Who would think that having a book published could possibly be anti-climatic? But then, is it not the journey traveled as the story begins to unfold in the mind, and in the imagination, that brings true satisfaction?

We have all been asked, at one time or the other, what the recipe is to becoming a published author. So I did some research and this is what I discovered:

As Writers we learn to think for ourselves. We are honest in our writing. We have taught ourselves to read as a writer. We inspire ourselves to embrace the vision of being a creator and learn the skills we need to write compelling works. we have learned the importance of revision. We read, write, and we never, never give up. We think to get ideas. And if the ideas don't come, we think harder.

The author, Ayn Rand said, "the solution is alway to think over every aspect of the scene and every connection to anything relevant to the rest of the book. Think until you almost go to pieces; think until you are blank with exhaustion. Then, the next day, think again - until finally, one morning, you have the solution.

Rumer has it that creative people rely on effortless inspiration or spontaneity. Not true!!! It's persistence they rely on. Albert Einstein said, "I think and think for months and years. Ninety-nine times I'm wrong. the hundreth time, I'm right."

That's enough for today. Thank you for reading my post.

4 comments:

Christine Thackeray said...

It is work to write! Thank you for the inspiration to keep going.

Patti said...

Sometimes I wish it were that simple. Kids be quiet, I'm writing a novel.

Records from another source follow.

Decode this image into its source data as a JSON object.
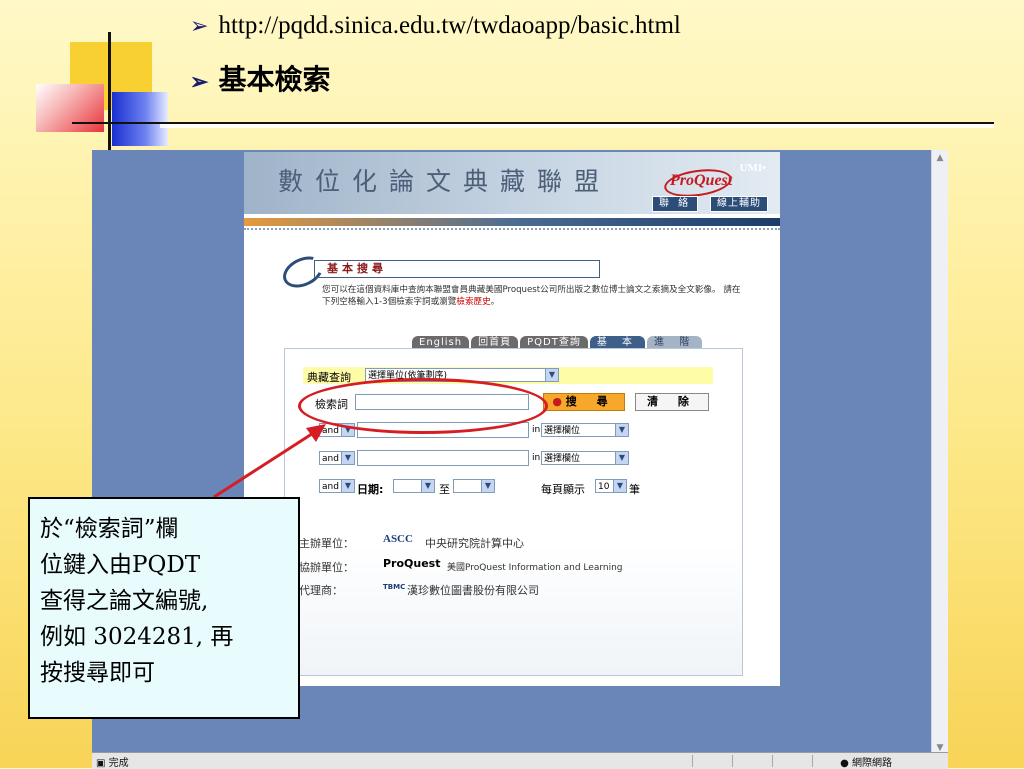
{
  "slide": {
    "url_bullet": "http://pqdd.sinica.edu.tw/twdaoapp/basic.html",
    "heading_bullet": "基本檢索",
    "bullet_symbol": "➢"
  },
  "site": {
    "banner_title": "數位化論文典藏聯盟",
    "logo_umi": "UMI•",
    "logo_name": "ProQuest",
    "nav_contact": "聯 絡",
    "nav_help": "線上輔助",
    "section_title": "基本搜尋",
    "intro_text_1": "您可以在這個資料庫中查詢本聯盟會員典藏美國Proquest公司所出版之數位博士論文之索摘及全文影像。 請在下列空格輸入1-3個檢索字詞或瀏覽",
    "intro_link": "檢索歷史",
    "intro_end": "。",
    "tabs": [
      "English",
      "回首頁",
      "PQDT查詢",
      "基 本",
      "進 階"
    ]
  },
  "form": {
    "collection_label": "典藏查詢",
    "collection_select": "選擇單位(依筆劃序)",
    "keyword_label": "檢索詞",
    "keyword_value": "",
    "search_button": "搜 尋",
    "clear_button": "清 除",
    "op_and_1": "and",
    "op_and_2": "and",
    "op_and_3": "and",
    "in_label_1": "in",
    "in_label_2": "in",
    "field_select_1": "選擇欄位",
    "field_select_2": "選擇欄位",
    "date_label": "日期:",
    "date_to": "至",
    "per_page_label": "每頁顯示",
    "per_page_value": "10",
    "per_page_unit": "筆"
  },
  "sponsors": {
    "host_label": "主辦單位：",
    "host_logo": "ASCC",
    "host_name": "中央研究院計算中心",
    "co_label": "協辦單位：",
    "co_logo": "ProQuest",
    "co_name": "美國ProQuest Information and Learning",
    "agent_label": "代理商：",
    "agent_logo": "TBMC",
    "agent_name": "漢珍數位圖書股份有限公司"
  },
  "browser": {
    "status_text": "完成",
    "zone_text": "網際網路"
  },
  "callout": {
    "line1": "於“檢索詞”欄",
    "line2": "位鍵入由PQDT",
    "line3": "查得之論文編號,",
    "line4": "例如 3024281, 再",
    "line5": "按搜尋即可"
  },
  "colors": {
    "annotation_red": "#d61d24",
    "callout_bg": "#e8fbfd",
    "site_navy": "#2b4d78"
  }
}
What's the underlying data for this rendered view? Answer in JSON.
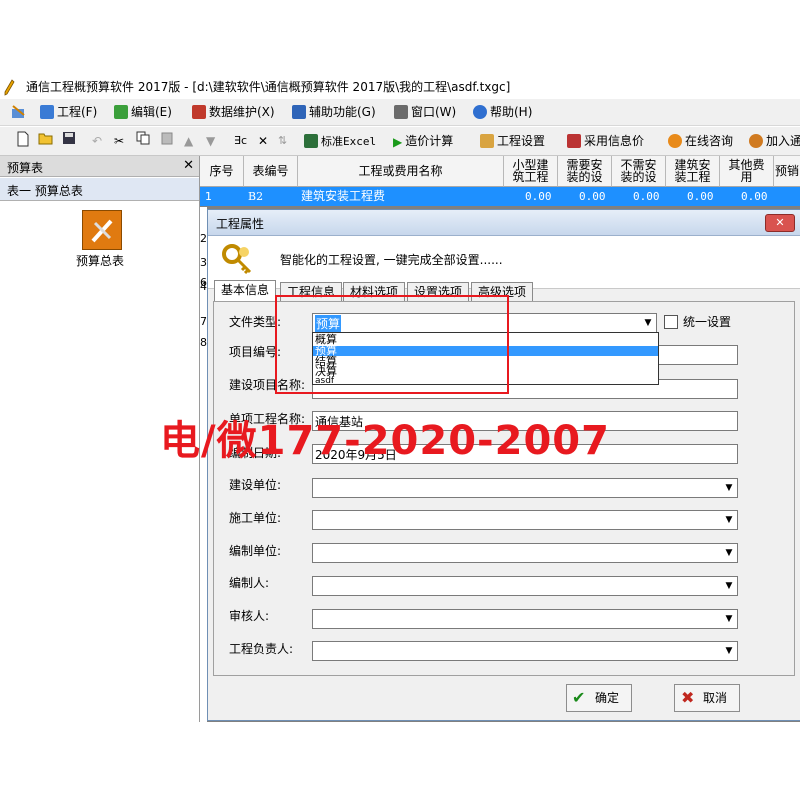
{
  "window": {
    "title": "通信工程概预算软件 2017版 - [d:\\建软软件\\通信概预算软件 2017版\\我的工程\\asdf.txgc]"
  },
  "menu": [
    "工程(F)",
    "编辑(E)",
    "数据维护(X)",
    "辅助功能(G)",
    "窗口(W)",
    "帮助(H)"
  ],
  "toolbar": {
    "standard_excel": "标准Excel",
    "calc": "造价计算",
    "project_settings": "工程设置",
    "use_info_price": "采用信息价",
    "online_consult": "在线咨询",
    "join": "加入通"
  },
  "left_panel": {
    "header": "预算表",
    "close": "✕",
    "tab": "表一  预算总表",
    "icon_label": "预算总表"
  },
  "grid": {
    "headers": [
      "序号",
      "表编号",
      "工程或费用名称",
      "小型建\n筑工程",
      "需要安\n装的设",
      "不需安\n装的设",
      "建筑安\n装工程",
      "其他费\n用",
      "预销"
    ],
    "row1": {
      "num": "1",
      "code": "B2",
      "name": "建筑安装工程费",
      "v1": "0.00",
      "v2": "0.00",
      "v3": "0.00",
      "v4": "0.00",
      "v5": "0.00"
    },
    "row_numbers": [
      "2",
      "3",
      "4",
      "5",
      "6",
      "7",
      "8"
    ]
  },
  "dialog": {
    "title": "工程属性",
    "close": "✕",
    "banner_text": "智能化的工程设置, 一键完成全部设置......",
    "tabs": [
      "基本信息",
      "工程信息",
      "材料选项",
      "设置选项",
      "高级选项"
    ],
    "file_type_label": "文件类型:",
    "file_type_value": "预算",
    "file_type_options": [
      "概算",
      "预算",
      "结算",
      "决算",
      "asdf"
    ],
    "unified_setting": "统一设置",
    "fields": [
      {
        "label": "项目编号:",
        "value": ""
      },
      {
        "label": "建设项目名称:",
        "value": ""
      },
      {
        "label": "单项工程名称:",
        "value": "通信基站"
      },
      {
        "label": "编制日期:",
        "value": "2020年9月5日"
      },
      {
        "label": "建设单位:",
        "value": ""
      },
      {
        "label": "施工单位:",
        "value": ""
      },
      {
        "label": "编制单位:",
        "value": ""
      },
      {
        "label": "编制人:",
        "value": ""
      },
      {
        "label": "审核人:",
        "value": ""
      },
      {
        "label": "工程负责人:",
        "value": ""
      }
    ],
    "ok": "确定",
    "cancel": "取消"
  },
  "watermark": "电/微177-2020-2007",
  "colors": {
    "selection": "#3399ff",
    "row_highlight": "#1e90ff",
    "annotation": "#e8191f"
  }
}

Great quotes and truly inspirational.

kersten campbell said...

JoAnn,
This is so true!

Jolynn said...

Thanks for the advice. I love this blog & contests!